In the same month this year, another larger, even more ambitious experiment was launched –the One Rand Family.

 

Like many South African families, the One Rand Family enjoys a happy life…They live in a beautiful home, and have good careers and healthy children. There is just one problem: there never seems to be enough money left at the end of the month. So to figure out where their hard-earned money goes every month, they’ve made a radical family decision – to get their entire salaries paid to them in R1 coins this July. They’ve locked away their bank cards, deactivated their banking apps and will live only on those coins for National Savings Month.

 

The campaign, spearheaded by leading financial services group Sanlam, is aimed at encouraging South African families to carefully reconsider what they spend their money on and why they spend the way they do – down to the last R1 coin. Says Yegs Ramiah, chief executive of Sanlam Brand: “Like many families, the One Rand Family is confronted with financial choices every day. Choices to spend or save. They earn good salaries, but are they investing enough in their future? If not, what is standing in their way? We believe their story will resonate with many South Africans and will provide valuable insights into our relationship with money. We want to explore the psychology behind money and understand the real drives of our behaviour.”

 

Ramiah says the use of plastic, online banking and mobile apps, whilst convenient, has disconnected South Africans from their hard-earned money. “Because it is so easy to spend – and to spend money we don’t actually have – many South Africans find themselves spiraling rapidly into debt. Since our national savings rate is so low, we believe that any insights into our money habits which may lead to increased savings, is well worth promoting.”

 

The One Rand Family’s story will be captured in four weekly episodes on e.tv (Monday to Thursday at 5:25pm) and web-episodes every Monday.

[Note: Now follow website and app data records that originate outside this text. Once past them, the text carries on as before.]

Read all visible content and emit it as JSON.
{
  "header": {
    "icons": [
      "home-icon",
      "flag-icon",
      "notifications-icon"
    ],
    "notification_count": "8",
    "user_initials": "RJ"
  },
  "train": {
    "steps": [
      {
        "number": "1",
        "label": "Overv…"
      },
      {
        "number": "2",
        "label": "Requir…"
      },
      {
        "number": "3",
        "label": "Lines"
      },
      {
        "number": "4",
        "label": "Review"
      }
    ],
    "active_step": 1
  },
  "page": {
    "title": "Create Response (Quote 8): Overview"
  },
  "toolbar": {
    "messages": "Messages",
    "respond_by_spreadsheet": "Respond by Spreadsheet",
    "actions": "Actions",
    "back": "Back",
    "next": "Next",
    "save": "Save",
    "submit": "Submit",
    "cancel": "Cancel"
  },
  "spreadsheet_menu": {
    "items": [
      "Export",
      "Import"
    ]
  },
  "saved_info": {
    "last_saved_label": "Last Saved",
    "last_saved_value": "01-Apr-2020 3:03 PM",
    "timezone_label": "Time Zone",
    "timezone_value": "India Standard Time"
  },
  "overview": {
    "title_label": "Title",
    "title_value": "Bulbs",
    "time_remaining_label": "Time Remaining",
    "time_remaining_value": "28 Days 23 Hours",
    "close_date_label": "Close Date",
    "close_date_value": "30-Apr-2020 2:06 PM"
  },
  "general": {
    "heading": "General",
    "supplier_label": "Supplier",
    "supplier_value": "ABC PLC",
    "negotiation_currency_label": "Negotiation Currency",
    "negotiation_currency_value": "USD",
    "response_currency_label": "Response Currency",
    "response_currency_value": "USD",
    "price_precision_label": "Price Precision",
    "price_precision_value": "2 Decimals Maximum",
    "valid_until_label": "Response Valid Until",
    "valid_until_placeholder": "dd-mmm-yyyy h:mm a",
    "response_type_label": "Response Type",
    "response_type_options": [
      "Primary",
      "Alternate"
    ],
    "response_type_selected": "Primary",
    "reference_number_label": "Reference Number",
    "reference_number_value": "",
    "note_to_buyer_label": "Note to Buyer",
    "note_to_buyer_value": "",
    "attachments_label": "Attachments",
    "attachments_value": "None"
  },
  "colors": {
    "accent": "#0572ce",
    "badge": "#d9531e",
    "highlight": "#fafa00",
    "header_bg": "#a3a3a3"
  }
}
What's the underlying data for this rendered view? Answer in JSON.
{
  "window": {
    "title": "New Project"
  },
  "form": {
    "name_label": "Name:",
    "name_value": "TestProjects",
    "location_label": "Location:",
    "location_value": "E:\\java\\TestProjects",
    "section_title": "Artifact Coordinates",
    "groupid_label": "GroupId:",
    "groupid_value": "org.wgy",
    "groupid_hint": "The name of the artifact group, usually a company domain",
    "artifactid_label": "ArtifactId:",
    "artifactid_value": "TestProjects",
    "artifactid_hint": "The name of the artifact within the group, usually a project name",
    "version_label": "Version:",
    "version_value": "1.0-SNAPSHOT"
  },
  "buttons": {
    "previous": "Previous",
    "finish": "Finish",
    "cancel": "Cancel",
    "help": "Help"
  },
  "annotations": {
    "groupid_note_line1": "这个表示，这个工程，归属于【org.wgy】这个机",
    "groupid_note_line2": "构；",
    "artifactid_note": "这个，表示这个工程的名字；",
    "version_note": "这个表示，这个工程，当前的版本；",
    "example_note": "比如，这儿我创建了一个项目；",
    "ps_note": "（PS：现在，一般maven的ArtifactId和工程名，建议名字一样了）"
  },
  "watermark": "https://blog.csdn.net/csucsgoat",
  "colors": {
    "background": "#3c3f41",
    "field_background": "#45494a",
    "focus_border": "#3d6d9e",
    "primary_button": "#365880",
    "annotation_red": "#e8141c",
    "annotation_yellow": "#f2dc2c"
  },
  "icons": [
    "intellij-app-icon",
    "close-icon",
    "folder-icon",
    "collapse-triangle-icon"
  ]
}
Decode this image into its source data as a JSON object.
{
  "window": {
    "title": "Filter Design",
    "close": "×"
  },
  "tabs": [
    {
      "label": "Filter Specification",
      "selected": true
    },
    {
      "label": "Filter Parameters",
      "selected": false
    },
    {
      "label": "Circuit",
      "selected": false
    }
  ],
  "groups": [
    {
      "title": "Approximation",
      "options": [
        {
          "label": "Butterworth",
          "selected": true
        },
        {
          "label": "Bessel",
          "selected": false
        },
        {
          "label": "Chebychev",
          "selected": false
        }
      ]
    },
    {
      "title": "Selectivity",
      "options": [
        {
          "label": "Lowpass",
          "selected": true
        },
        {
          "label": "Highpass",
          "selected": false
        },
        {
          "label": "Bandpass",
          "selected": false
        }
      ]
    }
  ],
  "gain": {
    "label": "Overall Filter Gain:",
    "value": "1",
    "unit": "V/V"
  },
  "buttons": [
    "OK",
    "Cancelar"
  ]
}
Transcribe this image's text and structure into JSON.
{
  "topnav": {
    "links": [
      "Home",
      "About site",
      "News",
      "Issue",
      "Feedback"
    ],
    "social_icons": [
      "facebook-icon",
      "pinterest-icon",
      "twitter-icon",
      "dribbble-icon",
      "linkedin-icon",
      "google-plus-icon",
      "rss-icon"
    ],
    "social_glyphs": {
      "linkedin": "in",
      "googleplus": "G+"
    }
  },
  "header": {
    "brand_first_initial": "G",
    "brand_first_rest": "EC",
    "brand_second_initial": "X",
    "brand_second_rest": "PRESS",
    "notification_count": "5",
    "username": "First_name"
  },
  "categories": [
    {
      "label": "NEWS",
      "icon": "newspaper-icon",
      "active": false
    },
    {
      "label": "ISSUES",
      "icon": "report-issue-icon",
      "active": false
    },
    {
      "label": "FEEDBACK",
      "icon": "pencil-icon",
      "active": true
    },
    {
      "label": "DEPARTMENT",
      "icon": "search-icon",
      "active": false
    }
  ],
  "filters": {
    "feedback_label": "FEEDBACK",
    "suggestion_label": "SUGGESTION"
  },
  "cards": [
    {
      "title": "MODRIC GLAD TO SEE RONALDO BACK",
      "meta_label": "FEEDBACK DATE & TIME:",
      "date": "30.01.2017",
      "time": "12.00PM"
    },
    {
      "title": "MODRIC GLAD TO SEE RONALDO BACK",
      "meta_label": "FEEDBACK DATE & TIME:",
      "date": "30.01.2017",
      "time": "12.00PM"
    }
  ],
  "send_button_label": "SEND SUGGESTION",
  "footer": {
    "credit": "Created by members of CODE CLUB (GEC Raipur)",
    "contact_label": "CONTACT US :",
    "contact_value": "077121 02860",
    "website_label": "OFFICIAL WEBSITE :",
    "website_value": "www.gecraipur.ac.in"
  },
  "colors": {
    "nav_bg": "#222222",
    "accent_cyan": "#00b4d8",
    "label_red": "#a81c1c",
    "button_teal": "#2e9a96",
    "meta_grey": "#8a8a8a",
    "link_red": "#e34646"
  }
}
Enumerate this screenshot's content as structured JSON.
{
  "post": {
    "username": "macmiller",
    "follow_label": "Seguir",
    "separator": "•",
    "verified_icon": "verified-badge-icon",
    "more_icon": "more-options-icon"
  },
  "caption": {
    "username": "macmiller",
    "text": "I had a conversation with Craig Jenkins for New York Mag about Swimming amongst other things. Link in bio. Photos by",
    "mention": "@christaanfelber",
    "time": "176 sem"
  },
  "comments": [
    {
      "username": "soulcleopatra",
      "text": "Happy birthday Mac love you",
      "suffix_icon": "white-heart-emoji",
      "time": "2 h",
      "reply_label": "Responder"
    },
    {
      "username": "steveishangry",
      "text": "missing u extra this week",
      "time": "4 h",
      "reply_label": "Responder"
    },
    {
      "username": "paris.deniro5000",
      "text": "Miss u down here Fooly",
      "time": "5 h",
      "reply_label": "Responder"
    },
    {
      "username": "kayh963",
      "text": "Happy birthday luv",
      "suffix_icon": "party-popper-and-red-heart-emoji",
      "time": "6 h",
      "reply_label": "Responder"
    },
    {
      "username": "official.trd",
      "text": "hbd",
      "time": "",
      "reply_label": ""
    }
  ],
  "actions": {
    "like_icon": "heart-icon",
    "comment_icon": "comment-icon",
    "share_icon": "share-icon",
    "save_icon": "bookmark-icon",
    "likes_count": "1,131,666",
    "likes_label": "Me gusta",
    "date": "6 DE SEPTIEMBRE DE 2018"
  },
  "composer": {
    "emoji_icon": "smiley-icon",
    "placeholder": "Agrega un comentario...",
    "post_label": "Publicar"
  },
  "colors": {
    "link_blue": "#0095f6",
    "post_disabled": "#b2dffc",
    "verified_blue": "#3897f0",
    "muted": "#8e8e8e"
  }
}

Families across the country will also be able to follow, learn and participate on a dedicated online platform throughout the month, where experts will offer insights and tips to help South African families reconnect with the value of their money and prepare for a healthy financial future.

 

Says Alistair King, chief creative officer of King James Group, on this unique social experiment: “The One Rand Man was such a spectacular success last year that it made absolute sense for us to take it to the next level. It’s one thing to observe a young man grappling with his relationship with money, but another altogether when it’s a family filled with all its dynamics and financial complexities. I think more South Africans will relate to the One Rand Family because they will see their own financial predicaments within it.”

 

Don’t miss the first web-episode on Monday 6 July at www.onerandfamily.co.za or catch it on e.tv on Wednesday 8 July at 5:25pm.